It’s very influential because you got a lot of rappers that’s rapping but got that thing that’s kinda like an R&B element to them and that’s G-funk. That’s one of the styles I was doing. Like when I did [sing-raps] “It’s kinda easy when you listen to the G-dub sound/ Pioneer speakers bumpin’ as I smoke on a pound/ I got the sound for yo ass and it’s easy to see/ That this DJ be Warren G!” You get my meaning?
What influenced your melodic, sing-songy style?
There was a cat I used to listen to that had a song called “Adventures Of Super Rhyme (Rap).” It was Jimmy Spicer and that sounded like my favorite like guy to listen to when I was young. ’Cause he had [sing-raps] “You see this DJ, he gets down/ Mixing records while they go round/ With the hi-did, the hop, you just don’t stop/ You rock to the beat ’til it makes you drop.” That was him and then that was me!
Listen to “Adventures of Super Rhyme (Rap)” here:
Was “Super Rhyme” a big record on the West Coast when you were growing up?
It was an underground record, straight underground. Dr. Dre was the one who turned me on to it ’cause I used to listen to his mixtapes and that song was one of the songs that influenced me.
What else was on the mixtapes Dre used to make for you?
He had all kinds of shit on there, he had some Ice-T, L.A. Dream Team, DJ Aladdin, all of that, he used to play all of that.
Bringing things back to the new EP, it’s meant to feature Nate Dogg on every song, right?
Yes indeed. It’s a bunch of records that we did together and I just put ’em together. I got a bunch of people actually: Young Jeezy’s gonna be on there, me and Bun B got a record called “Hustling” that’s dope, me and E-40 and Too $hort got one called “Fast Day” — Too $hort got to finish his verse, hopefully I can get that by May 8th. It’s not a whole bunch of features, it’s just people I like so I put ’em on the project. It’s dope. I’m gonna release the track listing in a couple of weeks.
When do the Nate Dogg vocals date from?
That had to be like 2008, between 2006 and 2008. In the studio I remember he was cool, calm and just focussed, always focussed on whatever he was doing.
There were rumors of a Nate Dogg hologram at Coachella that didn’t happen, but the 2Pac one did. What did you think of Hologram 2Pac?
I think that was incredible! Just to be able to, you know, bring somebody back to life and show the world how much he’s appreciated and loved by us, the hip-hop artists, which is me, Snoop and Dre and all of the guys that was part of the show, it was incredible to let the fans see that.
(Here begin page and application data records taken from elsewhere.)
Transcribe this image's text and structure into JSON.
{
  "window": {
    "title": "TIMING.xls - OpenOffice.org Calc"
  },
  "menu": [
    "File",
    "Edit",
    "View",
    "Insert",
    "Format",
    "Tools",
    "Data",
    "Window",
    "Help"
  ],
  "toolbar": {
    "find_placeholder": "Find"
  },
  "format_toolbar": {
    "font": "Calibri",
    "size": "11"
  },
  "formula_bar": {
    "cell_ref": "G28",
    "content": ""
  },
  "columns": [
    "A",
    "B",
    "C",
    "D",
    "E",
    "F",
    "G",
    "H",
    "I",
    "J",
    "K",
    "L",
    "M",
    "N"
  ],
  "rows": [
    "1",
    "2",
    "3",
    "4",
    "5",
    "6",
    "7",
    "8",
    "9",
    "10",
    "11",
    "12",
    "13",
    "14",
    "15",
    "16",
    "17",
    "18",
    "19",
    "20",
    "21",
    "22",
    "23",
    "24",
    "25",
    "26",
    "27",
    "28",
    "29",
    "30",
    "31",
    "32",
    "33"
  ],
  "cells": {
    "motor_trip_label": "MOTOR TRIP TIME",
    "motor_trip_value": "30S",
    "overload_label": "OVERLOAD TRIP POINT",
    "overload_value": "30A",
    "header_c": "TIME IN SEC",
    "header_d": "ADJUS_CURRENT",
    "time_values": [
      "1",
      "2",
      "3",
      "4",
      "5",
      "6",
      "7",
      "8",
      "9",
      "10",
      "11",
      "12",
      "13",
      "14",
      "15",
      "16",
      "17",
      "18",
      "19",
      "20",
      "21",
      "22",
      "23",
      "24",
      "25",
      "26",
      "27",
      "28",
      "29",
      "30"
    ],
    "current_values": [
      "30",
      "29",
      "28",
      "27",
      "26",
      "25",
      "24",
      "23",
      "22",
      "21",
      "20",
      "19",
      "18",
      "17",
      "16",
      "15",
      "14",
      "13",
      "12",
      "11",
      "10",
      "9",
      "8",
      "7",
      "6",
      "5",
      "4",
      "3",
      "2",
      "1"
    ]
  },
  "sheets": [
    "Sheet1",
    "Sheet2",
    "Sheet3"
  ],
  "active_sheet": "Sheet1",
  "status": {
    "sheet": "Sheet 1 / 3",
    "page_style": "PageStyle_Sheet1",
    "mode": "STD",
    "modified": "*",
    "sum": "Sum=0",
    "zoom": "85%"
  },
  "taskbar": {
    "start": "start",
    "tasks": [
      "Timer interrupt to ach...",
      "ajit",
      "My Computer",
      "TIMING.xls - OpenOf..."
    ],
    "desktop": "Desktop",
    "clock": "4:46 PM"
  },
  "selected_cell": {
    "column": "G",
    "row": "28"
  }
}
It really was huge, you know? ’Cause it’s showing the younger generation how much he meant to hip-hop.
Did you find Hologram 2Pac a little strange at all?
When I first seen it, the part that got me was when he dissolves and comes back as little crystals and there’s the lights — that’s dope! Like I say, man, Dr. Dre is a game changer. That’s one of the most talented cats I know; he’s hands down one of the best when it comes to ideas and creating. Dre’s the man for real!
When you were starting out, did Dre give you any good advice?
Yeah, the advice he gave me was be your own man! [Laughs.] Get out there and be yourself. That was it.
Revisit Warren G’s G-funk classic “Regulate” here: